In January, the Centers for Disease Control and Prevention (CDC) issued travel guidance regarding the Zika virus, which is spread by mosquitos and therefore most prevalent in tropical environments. Generally, symptoms are mild and include fever, rash, joint pain, and conjunctivitis (red eyes), which can last several days to a week. Currently there is no vaccine to prevent or medicine to treat Zika, but symptoms are rarely severe and hospitalization is uncommon.
Travelers can limit their exposure to Zika (and other mosquito-borne illnesses like Malaria, Dengue Fever and Chikungunya) by taking precautions to prevent mosquito bites.
Unfortunately, Zika is linked to a specific birth defect called microcephaly. Because of this link, the CDC developed specific guidance for pregnant women and women trying to become pregnant, warning them to avoid visiting places where the virus is currently circulating. The CDC has also issued information about the risk of transmitting Zika through sexual contact. Note that some locations may offer a reduced chance of exposure to Zika due to high elevation.
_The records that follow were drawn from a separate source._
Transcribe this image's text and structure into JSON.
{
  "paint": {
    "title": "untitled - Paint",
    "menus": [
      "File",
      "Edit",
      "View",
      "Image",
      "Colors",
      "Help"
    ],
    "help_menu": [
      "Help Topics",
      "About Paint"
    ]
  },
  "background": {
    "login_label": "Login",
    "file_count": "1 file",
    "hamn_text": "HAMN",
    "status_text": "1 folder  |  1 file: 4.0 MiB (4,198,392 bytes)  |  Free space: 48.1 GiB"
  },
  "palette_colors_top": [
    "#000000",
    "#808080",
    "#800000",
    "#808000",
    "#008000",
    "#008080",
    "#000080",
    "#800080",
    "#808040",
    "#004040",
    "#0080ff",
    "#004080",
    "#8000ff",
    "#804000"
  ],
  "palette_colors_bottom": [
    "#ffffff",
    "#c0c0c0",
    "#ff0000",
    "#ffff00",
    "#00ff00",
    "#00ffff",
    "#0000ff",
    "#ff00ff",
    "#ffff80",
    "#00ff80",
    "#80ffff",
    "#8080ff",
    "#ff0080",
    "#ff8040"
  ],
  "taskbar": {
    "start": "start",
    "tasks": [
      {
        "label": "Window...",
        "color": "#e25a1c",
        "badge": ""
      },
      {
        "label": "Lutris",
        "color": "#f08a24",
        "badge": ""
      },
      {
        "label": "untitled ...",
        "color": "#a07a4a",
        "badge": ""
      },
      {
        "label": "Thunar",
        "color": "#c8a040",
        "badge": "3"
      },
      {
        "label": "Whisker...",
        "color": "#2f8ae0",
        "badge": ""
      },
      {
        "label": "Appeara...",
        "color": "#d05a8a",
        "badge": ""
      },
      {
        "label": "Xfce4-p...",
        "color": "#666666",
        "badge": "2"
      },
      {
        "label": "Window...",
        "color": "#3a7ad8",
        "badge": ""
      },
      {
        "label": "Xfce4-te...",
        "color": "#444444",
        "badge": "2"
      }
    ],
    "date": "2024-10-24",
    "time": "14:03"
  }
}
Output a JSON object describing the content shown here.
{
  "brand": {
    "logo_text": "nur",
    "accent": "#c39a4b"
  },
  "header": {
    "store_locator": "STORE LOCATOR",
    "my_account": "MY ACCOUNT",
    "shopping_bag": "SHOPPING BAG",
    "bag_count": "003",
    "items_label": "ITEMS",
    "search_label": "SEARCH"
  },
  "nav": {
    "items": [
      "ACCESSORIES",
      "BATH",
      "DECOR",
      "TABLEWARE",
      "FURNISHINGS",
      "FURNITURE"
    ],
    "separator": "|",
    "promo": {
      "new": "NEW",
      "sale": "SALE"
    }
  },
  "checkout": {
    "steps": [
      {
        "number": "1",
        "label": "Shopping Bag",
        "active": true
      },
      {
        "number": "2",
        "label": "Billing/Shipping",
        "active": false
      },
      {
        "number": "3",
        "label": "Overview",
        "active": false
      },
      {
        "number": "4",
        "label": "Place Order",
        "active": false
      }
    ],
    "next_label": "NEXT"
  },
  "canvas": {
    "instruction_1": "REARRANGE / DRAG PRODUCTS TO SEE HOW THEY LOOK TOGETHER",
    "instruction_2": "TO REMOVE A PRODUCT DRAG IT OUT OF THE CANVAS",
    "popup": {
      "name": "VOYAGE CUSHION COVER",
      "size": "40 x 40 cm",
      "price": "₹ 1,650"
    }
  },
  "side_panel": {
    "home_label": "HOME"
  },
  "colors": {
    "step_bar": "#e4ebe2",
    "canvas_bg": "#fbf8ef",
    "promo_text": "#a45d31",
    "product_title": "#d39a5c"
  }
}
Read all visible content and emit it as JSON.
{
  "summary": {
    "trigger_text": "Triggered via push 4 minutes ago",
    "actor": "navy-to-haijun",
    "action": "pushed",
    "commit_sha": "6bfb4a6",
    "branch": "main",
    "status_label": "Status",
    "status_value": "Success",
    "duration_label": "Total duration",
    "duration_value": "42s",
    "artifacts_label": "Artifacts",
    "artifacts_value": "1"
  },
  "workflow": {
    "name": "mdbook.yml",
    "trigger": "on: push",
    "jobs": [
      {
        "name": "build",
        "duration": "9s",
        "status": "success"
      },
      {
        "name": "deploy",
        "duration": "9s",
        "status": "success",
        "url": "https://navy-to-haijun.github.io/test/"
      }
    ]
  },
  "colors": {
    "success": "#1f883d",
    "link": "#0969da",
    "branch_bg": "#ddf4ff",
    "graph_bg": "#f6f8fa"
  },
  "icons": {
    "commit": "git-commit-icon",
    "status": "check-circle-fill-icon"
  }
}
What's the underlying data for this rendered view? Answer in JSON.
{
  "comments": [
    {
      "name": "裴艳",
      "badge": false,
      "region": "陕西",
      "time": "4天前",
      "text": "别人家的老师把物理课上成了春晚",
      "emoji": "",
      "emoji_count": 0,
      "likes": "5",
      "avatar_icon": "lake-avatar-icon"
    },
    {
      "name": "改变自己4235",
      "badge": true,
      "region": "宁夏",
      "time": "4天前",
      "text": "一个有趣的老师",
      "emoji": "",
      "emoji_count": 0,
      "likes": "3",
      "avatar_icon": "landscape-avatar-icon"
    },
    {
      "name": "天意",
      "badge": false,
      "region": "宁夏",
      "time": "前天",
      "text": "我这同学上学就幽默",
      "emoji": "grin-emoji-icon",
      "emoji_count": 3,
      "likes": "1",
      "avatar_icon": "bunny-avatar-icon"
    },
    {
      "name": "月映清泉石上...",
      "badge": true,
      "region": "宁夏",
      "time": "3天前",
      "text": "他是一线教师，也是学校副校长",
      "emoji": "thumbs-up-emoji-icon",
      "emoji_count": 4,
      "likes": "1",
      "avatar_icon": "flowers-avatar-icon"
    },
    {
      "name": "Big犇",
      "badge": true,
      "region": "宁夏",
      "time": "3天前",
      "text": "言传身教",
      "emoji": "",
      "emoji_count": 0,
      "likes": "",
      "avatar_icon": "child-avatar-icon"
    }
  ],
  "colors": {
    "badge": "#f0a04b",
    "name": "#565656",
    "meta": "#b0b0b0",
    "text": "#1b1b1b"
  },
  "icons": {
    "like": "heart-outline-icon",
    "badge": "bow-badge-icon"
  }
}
If you are concerned about a risk of exposure to Zika related to upcoming travel, contact a specialist in travel medicine. Pregnant women, or women planning to become pregnant, should consult with their OB/GYN.